(Source material):
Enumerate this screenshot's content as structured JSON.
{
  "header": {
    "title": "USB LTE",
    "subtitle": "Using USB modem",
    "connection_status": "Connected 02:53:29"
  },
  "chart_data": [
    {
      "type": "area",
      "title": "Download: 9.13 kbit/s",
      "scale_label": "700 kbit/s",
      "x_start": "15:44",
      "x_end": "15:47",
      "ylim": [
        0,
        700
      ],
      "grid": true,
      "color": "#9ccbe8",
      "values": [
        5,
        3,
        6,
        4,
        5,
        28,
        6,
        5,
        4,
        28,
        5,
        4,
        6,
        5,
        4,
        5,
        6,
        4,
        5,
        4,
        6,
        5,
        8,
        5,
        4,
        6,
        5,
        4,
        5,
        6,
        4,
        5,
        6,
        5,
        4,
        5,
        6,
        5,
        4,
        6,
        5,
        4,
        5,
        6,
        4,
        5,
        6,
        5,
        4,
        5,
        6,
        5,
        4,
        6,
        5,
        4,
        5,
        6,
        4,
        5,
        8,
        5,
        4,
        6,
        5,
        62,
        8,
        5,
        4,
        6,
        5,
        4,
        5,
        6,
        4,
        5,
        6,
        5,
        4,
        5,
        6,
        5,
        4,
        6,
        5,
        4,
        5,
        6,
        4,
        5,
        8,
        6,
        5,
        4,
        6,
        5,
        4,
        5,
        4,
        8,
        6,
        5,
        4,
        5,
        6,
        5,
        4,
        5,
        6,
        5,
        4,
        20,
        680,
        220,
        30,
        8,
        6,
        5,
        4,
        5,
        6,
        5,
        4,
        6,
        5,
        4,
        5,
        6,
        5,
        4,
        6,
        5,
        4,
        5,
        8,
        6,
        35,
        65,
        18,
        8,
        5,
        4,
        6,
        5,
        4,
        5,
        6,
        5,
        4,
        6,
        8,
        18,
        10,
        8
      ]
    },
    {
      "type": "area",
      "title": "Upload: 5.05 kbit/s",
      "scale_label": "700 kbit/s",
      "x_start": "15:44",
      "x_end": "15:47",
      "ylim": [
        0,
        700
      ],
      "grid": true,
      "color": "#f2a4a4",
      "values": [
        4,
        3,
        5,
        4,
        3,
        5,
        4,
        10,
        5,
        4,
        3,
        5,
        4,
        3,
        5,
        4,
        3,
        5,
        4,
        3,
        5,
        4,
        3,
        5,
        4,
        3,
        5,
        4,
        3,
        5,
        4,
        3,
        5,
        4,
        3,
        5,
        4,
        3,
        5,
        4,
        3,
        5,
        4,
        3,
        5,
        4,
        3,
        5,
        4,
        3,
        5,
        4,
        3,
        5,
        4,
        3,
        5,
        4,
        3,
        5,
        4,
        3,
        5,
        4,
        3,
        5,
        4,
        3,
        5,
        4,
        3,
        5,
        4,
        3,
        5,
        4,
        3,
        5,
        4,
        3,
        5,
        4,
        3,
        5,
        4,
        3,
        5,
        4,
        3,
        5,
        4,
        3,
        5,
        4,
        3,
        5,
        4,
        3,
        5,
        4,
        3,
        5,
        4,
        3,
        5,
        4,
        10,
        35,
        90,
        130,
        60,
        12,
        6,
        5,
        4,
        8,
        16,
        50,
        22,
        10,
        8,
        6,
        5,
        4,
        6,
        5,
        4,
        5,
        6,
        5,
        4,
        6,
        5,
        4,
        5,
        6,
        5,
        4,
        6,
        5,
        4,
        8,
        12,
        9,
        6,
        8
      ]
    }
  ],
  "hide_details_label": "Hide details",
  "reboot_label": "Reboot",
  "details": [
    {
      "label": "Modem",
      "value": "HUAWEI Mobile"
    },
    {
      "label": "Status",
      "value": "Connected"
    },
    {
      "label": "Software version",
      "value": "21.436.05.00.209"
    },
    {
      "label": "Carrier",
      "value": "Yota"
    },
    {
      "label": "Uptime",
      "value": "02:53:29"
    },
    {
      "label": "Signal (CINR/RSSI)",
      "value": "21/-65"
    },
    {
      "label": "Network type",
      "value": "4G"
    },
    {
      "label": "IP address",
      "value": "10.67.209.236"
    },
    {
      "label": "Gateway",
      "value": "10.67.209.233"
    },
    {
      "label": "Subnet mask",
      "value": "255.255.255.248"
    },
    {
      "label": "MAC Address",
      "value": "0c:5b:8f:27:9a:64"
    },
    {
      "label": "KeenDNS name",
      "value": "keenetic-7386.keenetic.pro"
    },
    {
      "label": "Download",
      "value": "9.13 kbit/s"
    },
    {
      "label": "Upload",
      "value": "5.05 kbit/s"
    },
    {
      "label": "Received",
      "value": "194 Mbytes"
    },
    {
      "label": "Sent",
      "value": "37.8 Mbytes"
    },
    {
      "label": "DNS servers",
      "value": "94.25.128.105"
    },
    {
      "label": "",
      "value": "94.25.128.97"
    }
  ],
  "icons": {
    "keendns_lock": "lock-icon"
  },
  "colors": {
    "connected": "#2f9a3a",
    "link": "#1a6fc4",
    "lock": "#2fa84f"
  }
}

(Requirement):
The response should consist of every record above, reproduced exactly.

(Answer area):
Enumerate this screenshot's content as structured JSON.
{
  "header": {
    "title": "USB LTE",
    "subtitle": "Using USB modem",
    "connection_status": "Connected 02:53:29"
  },
  "chart_data": [
    {
      "type": "area",
      "title": "Download: 9.13 kbit/s",
      "scale_label": "700 kbit/s",
      "x_start": "15:44",
      "x_end": "15:47",
      "ylim": [
        0,
        700
      ],
      "grid": true,
      "color": "#9ccbe8",
      "values": [
        5,
        3,
        6,
        4,
        5,
        28,
        6,
        5,
        4,
        28,
        5,
        4,
        6,
        5,
        4,
        5,
        6,
        4,
        5,
        4,
        6,
        5,
        8,
        5,
        4,
        6,
        5,
        4,
        5,
        6,
        4,
        5,
        6,
        5,
        4,
        5,
        6,
        5,
        4,
        6,
        5,
        4,
        5,
        6,
        4,
        5,
        6,
        5,
        4,
        5,
        6,
        5,
        4,
        6,
        5,
        4,
        5,
        6,
        4,
        5,
        8,
        5,
        4,
        6,
        5,
        62,
        8,
        5,
        4,
        6,
        5,
        4,
        5,
        6,
        4,
        5,
        6,
        5,
        4,
        5,
        6,
        5,
        4,
        6,
        5,
        4,
        5,
        6,
        4,
        5,
        8,
        6,
        5,
        4,
        6,
        5,
        4,
        5,
        4,
        8,
        6,
        5,
        4,
        5,
        6,
        5,
        4,
        5,
        6,
        5,
        4,
        20,
        680,
        220,
        30,
        8,
        6,
        5,
        4,
        5,
        6,
        5,
        4,
        6,
        5,
        4,
        5,
        6,
        5,
        4,
        6,
        5,
        4,
        5,
        8,
        6,
        35,
        65,
        18,
        8,
        5,
        4,
        6,
        5,
        4,
        5,
        6,
        5,
        4,
        6,
        8,
        18,
        10,
        8
      ]
    },
    {
      "type": "area",
      "title": "Upload: 5.05 kbit/s",
      "scale_label": "700 kbit/s",
      "x_start": "15:44",
      "x_end": "15:47",
      "ylim": [
        0,
        700
      ],
      "grid": true,
      "color": "#f2a4a4",
      "values": [
        4,
        3,
        5,
        4,
        3,
        5,
        4,
        10,
        5,
        4,
        3,
        5,
        4,
        3,
        5,
        4,
        3,
        5,
        4,
        3,
        5,
        4,
        3,
        5,
        4,
        3,
        5,
        4,
        3,
        5,
        4,
        3,
        5,
        4,
        3,
        5,
        4,
        3,
        5,
        4,
        3,
        5,
        4,
        3,
        5,
        4,
        3,
        5,
        4,
        3,
        5,
        4,
        3,
        5,
        4,
        3,
        5,
        4,
        3,
        5,
        4,
        3,
        5,
        4,
        3,
        5,
        4,
        3,
        5,
        4,
        3,
        5,
        4,
        3,
        5,
        4,
        3,
        5,
        4,
        3,
        5,
        4,
        3,
        5,
        4,
        3,
        5,
        4,
        3,
        5,
        4,
        3,
        5,
        4,
        3,
        5,
        4,
        3,
        5,
        4,
        3,
        5,
        4,
        3,
        5,
        4,
        10,
        35,
        90,
        130,
        60,
        12,
        6,
        5,
        4,
        8,
        16,
        50,
        22,
        10,
        8,
        6,
        5,
        4,
        6,
        5,
        4,
        5,
        6,
        5,
        4,
        6,
        5,
        4,
        5,
        6,
        5,
        4,
        6,
        5,
        4,
        8,
        12,
        9,
        6,
        8
      ]
    }
  ],
  "hide_details_label": "Hide details",
  "reboot_label": "Reboot",
  "details": [
    {
      "label": "Modem",
      "value": "HUAWEI Mobile"
    },
    {
      "label": "Status",
      "value": "Connected"
    },
    {
      "label": "Software version",
      "value": "21.436.05.00.209"
    },
    {
      "label": "Carrier",
      "value": "Yota"
    },
    {
      "label": "Uptime",
      "value": "02:53:29"
    },
    {
      "label": "Signal (CINR/RSSI)",
      "value": "21/-65"
    },
    {
      "label": "Network type",
      "value": "4G"
    },
    {
      "label": "IP address",
      "value": "10.67.209.236"
    },
    {
      "label": "Gateway",
      "value": "10.67.209.233"
    },
    {
      "label": "Subnet mask",
      "value": "255.255.255.248"
    },
    {
      "label": "MAC Address",
      "value": "0c:5b:8f:27:9a:64"
    },
    {
      "label": "KeenDNS name",
      "value": "keenetic-7386.keenetic.pro"
    },
    {
      "label": "Download",
      "value": "9.13 kbit/s"
    },
    {
      "label": "Upload",
      "value": "5.05 kbit/s"
    },
    {
      "label": "Received",
      "value": "194 Mbytes"
    },
    {
      "label": "Sent",
      "value": "37.8 Mbytes"
    },
    {
      "label": "DNS servers",
      "value": "94.25.128.105"
    },
    {
      "label": "",
      "value": "94.25.128.97"
    }
  ],
  "icons": {
    "keendns_lock": "lock-icon"
  },
  "colors": {
    "connected": "#2f9a3a",
    "link": "#1a6fc4",
    "lock": "#2fa84f"
  }
}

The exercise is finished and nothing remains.